- ABOUT THIS EXERCISE:
The answer should be every line below, retyped exactly.

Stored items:

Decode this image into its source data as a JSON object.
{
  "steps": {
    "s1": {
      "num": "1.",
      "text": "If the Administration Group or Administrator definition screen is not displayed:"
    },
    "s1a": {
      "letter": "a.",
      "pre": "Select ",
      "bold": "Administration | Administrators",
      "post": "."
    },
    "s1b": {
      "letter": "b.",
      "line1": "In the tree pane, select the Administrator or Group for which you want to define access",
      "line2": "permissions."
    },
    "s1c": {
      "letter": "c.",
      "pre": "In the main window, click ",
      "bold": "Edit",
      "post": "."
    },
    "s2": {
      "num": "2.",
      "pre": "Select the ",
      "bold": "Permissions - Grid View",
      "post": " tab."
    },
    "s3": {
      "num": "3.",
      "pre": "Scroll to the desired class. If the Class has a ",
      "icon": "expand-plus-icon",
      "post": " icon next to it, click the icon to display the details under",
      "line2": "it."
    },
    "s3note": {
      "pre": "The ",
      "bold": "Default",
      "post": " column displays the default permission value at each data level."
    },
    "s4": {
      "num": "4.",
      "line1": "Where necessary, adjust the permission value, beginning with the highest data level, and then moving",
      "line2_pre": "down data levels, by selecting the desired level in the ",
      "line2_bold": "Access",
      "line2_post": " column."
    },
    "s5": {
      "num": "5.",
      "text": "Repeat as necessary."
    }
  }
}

- ANSWER:
Decode this image into its source data as a JSON object.
{
  "steps": {
    "s1": {
      "num": "1.",
      "text": "If the Administration Group or Administrator definition screen is not displayed:"
    },
    "s1a": {
      "letter": "a.",
      "pre": "Select ",
      "bold": "Administration | Administrators",
      "post": "."
    },
    "s1b": {
      "letter": "b.",
      "line1": "In the tree pane, select the Administrator or Group for which you want to define access",
      "line2": "permissions."
    },
    "s1c": {
      "letter": "c.",
      "pre": "In the main window, click ",
      "bold": "Edit",
      "post": "."
    },
    "s2": {
      "num": "2.",
      "pre": "Select the ",
      "bold": "Permissions - Grid View",
      "post": " tab."
    },
    "s3": {
      "num": "3.",
      "pre": "Scroll to the desired class. If the Class has a ",
      "icon": "expand-plus-icon",
      "post": " icon next to it, click the icon to display the details under",
      "line2": "it."
    },
    "s3note": {
      "pre": "The ",
      "bold": "Default",
      "post": " column displays the default permission value at each data level."
    },
    "s4": {
      "num": "4.",
      "line1": "Where necessary, adjust the permission value, beginning with the highest data level, and then moving",
      "line2_pre": "down data levels, by selecting the desired level in the ",
      "line2_bold": "Access",
      "line2_post": " column."
    },
    "s5": {
      "num": "5.",
      "text": "Repeat as necessary."
    }
  }
}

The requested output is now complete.